Then there are the wealthy homeowners who surround us. If they come to share a city government exclusively with folks in this tiny neighborhood, so that they’re checked only by renters who are more transient, younger, relatively less likely to vote and much less likely to fund campaigns, their relative power in local affairs will gradually increase. And they will inevitably assert their interests — that is to say, they will work to protect their property values by blocking new developments, especially apartments aimed at the non-wealthy.
They will be assisted by “preservationists,” people willing to preserve the look and feel of Venice at the expense of affordability. The end result, intended or not, would be a community trending toward the feel of Sausalito or Carmel, those lovely museums filled with millionaires and pampered dogs. In that future, more Venice tax dollars would admittedly flow to local art, but the scene would look more like Laguna Beach than the avant garde imagined by Vexit proponents.

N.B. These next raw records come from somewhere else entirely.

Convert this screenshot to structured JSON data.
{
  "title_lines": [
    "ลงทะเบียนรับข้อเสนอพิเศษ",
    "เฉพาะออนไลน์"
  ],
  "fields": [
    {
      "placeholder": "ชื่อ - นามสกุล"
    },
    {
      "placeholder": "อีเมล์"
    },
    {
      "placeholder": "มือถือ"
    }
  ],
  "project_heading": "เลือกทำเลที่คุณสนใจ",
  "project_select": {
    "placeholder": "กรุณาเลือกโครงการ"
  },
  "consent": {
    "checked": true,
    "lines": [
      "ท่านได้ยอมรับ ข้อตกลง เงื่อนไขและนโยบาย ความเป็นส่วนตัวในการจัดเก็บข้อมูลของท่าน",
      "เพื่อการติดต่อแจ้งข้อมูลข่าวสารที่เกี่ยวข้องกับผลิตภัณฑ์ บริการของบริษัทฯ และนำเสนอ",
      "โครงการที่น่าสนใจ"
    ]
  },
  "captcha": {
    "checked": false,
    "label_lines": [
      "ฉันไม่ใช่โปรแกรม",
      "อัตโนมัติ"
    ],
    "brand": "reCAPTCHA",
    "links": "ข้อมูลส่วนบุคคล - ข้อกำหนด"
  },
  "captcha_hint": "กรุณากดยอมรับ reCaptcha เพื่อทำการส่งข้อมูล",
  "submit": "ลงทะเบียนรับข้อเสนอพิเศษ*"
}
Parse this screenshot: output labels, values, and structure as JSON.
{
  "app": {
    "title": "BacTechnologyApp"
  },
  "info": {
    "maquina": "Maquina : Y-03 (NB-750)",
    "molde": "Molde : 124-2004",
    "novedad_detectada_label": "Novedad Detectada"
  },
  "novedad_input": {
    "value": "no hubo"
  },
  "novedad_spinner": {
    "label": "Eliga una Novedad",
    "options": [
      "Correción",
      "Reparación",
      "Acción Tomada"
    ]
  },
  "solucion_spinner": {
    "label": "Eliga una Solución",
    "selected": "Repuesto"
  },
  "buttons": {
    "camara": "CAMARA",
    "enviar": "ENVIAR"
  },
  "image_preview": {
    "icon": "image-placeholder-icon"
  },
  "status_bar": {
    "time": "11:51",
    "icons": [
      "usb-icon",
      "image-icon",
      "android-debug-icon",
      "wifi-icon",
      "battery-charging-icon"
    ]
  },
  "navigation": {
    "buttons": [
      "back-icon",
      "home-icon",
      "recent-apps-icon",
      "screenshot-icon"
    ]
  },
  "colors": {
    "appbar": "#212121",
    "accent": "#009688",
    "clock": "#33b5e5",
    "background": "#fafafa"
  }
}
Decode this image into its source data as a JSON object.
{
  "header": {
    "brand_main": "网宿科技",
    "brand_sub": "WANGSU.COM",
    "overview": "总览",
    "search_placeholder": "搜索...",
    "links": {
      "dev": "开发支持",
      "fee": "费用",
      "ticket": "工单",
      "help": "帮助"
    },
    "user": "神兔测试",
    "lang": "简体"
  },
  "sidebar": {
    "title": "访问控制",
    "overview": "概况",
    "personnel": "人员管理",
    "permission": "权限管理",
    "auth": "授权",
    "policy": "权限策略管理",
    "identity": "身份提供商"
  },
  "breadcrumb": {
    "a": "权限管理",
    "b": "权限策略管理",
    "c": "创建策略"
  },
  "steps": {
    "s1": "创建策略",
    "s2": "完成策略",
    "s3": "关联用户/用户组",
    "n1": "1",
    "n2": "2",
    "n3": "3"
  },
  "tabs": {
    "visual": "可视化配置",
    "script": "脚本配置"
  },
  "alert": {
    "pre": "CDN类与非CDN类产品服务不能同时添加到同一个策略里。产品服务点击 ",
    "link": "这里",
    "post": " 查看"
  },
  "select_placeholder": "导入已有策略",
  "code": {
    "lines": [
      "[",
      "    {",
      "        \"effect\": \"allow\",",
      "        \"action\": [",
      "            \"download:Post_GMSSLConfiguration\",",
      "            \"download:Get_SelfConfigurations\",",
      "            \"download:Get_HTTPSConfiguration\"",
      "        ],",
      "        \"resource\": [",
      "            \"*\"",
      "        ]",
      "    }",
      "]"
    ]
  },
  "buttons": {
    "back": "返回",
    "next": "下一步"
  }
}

And that presumes a Vexit where the new local government is fairly competent at carrying out the agenda of homeowners and tech companies that could dominate this enclave more easily than they can influence Los Angeles at large. The darker scenario would be massive dysfunction of a sort that could flow from different risk factors.
What if we have to pay more for policing or schools? How would an independent Venice deal with having a hugely disproportionate number of L.A. County’s homeless as residents? What about government watchdogs? Many formidable journalistic outlets invest in covering L.A. City Hall. It is hard to imagine comparable media resources or output in an independent Venice. Insufficient sunlight of that sort has allowed corruption to flourish in small South L.A. municipalities.
Finally, the odds of a successful Vexit, which would require the consent of the rest of Los Angeles, are so long that one has to wonder whether the efforts of our local representatives would be better spent working to improve our lot through the existing system.
Like almost everyone who lives in Venice, I sometimes wish the city of Los Angeles did one thing or another better. But for all its flaws, isn’t L.A. much more vibrant than Santa Monica, Manhattan Beach, West Hollywood and every other tiny municipality of comparable wealth?
“As a sentimental concept, ‘neighborhood’ is harmful to city planning,” the visionary sociologist Jane Jacobs wrote. “It leads to attempts at warping city life into imitations of town or suburban life. Sentimentality plays with sweet intentions in place of good sense.”
Vexit is sentimental. There is value to Venetians and non-Venetians alike in our being part of a sprawling, diverse, global city of millions. We Venice residents can love and improve our neighborhood without leaving that behind.
Conor Friedersdorf is a contributing writer to Opinion, a staff writer at the Atlantic and founding editor of the Best of Journalism, a newsletter that curates exceptional nonfiction.